> _TASK BRIEF_:
Wherever the word "hàng" appears in the entries, copy the whole line.

> _TASK DATA_:
Segment Open
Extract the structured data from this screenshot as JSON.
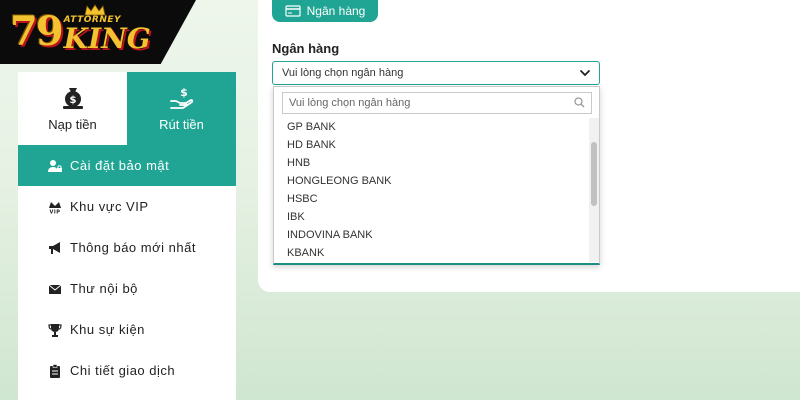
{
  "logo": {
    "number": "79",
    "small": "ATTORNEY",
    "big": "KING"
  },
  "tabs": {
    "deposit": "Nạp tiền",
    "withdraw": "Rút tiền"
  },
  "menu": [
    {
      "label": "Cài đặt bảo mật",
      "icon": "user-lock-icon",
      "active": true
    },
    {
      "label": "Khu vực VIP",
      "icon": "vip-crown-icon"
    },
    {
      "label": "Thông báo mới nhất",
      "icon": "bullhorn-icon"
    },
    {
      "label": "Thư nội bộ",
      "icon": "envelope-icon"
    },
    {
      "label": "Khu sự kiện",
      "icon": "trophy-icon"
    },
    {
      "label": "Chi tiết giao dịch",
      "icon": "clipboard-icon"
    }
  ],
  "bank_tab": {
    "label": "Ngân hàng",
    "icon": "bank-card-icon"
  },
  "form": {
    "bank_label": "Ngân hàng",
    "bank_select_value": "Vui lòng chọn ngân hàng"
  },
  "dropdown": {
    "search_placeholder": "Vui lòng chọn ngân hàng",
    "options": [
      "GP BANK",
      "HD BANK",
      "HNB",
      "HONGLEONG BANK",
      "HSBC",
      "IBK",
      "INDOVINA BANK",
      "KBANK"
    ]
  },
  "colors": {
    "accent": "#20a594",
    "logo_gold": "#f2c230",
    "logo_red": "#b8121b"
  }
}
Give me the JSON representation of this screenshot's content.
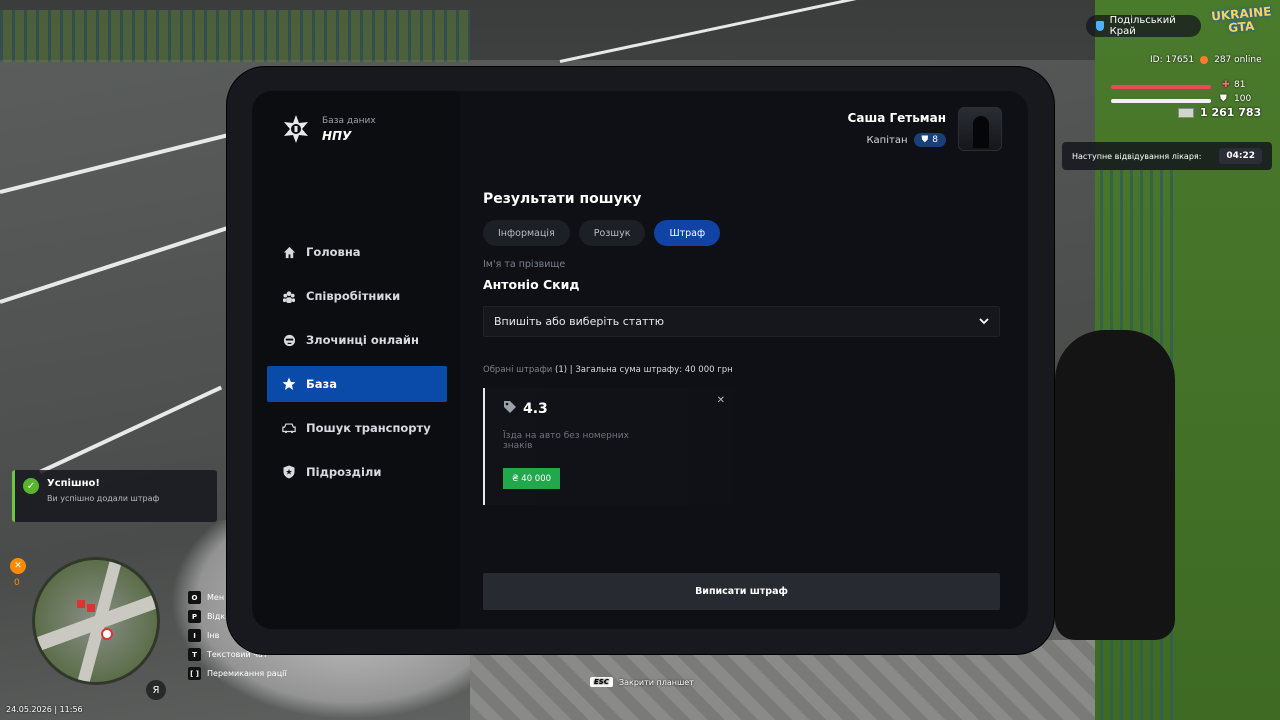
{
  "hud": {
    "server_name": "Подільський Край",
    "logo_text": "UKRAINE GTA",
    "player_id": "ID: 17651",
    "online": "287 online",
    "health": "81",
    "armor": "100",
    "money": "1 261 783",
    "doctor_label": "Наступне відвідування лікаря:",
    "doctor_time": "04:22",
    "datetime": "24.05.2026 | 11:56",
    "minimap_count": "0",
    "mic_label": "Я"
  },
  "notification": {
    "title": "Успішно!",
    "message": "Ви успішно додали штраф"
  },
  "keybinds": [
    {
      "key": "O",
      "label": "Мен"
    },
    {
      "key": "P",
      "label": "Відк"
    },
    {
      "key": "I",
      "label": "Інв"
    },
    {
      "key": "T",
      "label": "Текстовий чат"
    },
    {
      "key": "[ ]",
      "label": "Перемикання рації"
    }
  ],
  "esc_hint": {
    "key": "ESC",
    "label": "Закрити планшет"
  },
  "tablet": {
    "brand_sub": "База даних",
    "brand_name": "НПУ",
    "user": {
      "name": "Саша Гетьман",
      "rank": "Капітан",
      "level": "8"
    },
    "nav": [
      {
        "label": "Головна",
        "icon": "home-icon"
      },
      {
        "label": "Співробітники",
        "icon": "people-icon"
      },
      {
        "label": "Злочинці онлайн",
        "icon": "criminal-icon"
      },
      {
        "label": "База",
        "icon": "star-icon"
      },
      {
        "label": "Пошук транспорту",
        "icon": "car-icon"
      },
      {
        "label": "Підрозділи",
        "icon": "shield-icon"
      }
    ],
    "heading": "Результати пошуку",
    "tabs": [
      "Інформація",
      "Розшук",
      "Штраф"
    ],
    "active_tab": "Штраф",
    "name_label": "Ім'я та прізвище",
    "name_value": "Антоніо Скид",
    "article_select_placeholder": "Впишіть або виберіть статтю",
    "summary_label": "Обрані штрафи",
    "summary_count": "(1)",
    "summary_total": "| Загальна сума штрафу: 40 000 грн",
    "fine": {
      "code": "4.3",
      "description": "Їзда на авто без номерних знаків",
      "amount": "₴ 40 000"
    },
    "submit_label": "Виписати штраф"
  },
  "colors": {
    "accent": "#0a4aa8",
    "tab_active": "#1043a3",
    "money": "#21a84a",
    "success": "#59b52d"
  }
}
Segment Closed
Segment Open
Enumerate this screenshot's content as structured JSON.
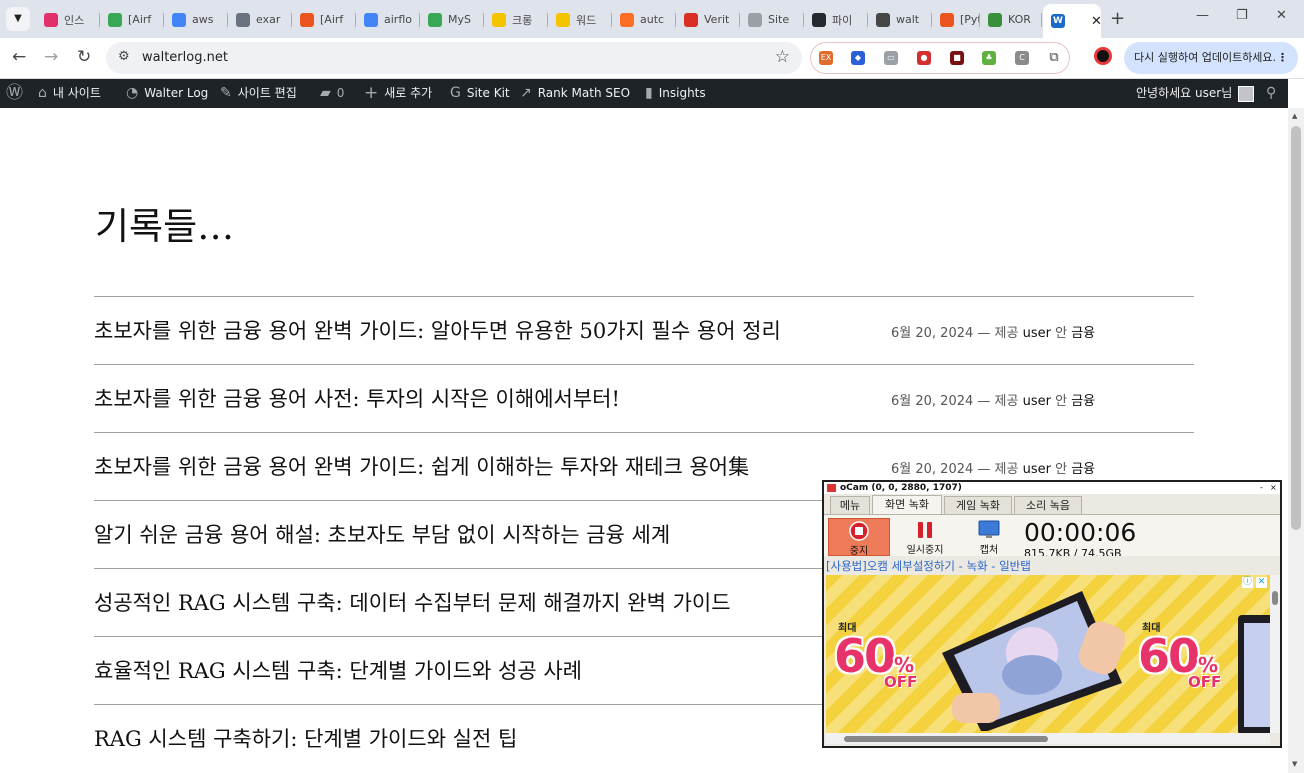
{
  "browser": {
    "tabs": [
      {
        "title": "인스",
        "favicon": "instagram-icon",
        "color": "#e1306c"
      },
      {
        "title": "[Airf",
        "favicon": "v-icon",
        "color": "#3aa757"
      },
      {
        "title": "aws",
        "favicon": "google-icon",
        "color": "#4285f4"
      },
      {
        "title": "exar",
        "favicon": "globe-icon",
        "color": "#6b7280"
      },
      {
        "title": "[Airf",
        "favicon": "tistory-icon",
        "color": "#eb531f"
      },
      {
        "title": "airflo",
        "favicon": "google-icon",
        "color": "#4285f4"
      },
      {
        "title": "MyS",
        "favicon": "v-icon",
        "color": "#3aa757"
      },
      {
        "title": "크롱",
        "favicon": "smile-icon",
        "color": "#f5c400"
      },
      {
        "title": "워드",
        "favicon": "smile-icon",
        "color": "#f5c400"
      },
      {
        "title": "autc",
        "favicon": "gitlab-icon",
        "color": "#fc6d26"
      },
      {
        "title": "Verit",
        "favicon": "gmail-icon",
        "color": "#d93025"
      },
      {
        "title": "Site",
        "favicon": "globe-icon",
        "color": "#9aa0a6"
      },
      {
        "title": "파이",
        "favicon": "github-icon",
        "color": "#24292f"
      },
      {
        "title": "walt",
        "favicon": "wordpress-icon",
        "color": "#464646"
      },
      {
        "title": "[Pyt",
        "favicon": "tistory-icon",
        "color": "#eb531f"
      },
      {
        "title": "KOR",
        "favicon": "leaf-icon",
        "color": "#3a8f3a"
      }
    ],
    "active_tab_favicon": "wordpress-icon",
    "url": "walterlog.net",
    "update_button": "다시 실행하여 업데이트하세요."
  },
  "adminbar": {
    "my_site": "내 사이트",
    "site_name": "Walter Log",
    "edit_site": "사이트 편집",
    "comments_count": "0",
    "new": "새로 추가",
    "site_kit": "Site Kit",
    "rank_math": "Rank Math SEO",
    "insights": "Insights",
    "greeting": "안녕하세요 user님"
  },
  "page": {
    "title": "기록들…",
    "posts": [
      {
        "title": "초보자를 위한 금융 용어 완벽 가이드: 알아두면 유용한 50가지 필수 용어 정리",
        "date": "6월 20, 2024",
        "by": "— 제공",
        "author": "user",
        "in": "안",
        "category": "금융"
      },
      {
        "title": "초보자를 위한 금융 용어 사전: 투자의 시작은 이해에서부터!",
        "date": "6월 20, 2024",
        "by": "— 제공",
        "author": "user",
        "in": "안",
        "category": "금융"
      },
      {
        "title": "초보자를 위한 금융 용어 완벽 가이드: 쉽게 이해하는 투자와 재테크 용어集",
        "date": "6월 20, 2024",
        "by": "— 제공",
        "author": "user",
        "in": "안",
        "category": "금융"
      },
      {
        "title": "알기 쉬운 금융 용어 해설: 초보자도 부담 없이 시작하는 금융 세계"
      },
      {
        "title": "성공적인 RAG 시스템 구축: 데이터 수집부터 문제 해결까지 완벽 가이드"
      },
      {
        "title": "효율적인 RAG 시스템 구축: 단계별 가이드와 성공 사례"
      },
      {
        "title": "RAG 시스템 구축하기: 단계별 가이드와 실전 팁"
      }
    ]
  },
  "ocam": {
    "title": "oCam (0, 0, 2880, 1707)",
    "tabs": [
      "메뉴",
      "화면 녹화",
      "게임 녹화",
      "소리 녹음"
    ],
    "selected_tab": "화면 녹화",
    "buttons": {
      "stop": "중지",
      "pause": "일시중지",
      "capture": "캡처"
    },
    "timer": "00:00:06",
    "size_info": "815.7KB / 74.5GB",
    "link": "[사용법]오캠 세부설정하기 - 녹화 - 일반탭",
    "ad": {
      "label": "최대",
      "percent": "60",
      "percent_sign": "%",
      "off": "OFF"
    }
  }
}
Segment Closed
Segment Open
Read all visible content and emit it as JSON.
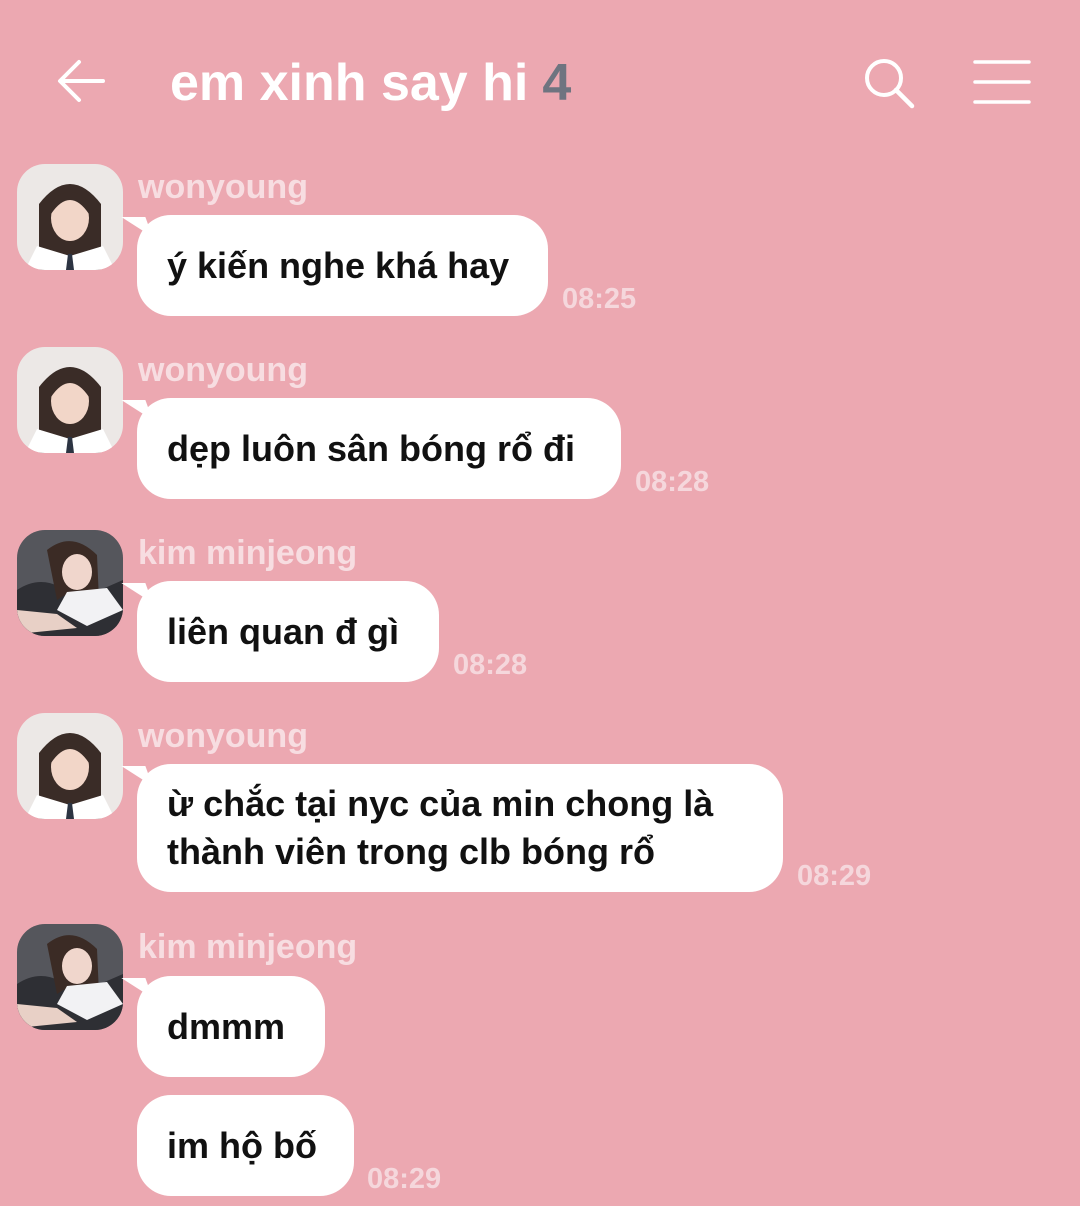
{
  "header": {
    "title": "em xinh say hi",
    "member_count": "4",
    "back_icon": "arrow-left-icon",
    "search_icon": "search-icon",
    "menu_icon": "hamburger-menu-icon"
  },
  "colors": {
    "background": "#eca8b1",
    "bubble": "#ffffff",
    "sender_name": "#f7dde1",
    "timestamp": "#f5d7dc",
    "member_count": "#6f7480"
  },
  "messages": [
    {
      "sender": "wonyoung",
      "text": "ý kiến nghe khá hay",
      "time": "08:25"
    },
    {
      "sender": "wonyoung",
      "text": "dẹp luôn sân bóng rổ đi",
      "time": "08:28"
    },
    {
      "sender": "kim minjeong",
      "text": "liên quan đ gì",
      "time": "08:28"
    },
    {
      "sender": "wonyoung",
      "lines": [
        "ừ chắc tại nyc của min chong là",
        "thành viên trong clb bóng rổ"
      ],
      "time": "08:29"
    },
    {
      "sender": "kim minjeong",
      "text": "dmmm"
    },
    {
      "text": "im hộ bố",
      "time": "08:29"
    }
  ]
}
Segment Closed
> _WORKED SOLUTION_:
    "label": "Ngân hàng",
    "bank_label": "Ngân hàng",
    "bank_select_value": "Vui lòng chọn ngân hàng"
    "search_placeholder": "Vui lòng chọn ngân hàng",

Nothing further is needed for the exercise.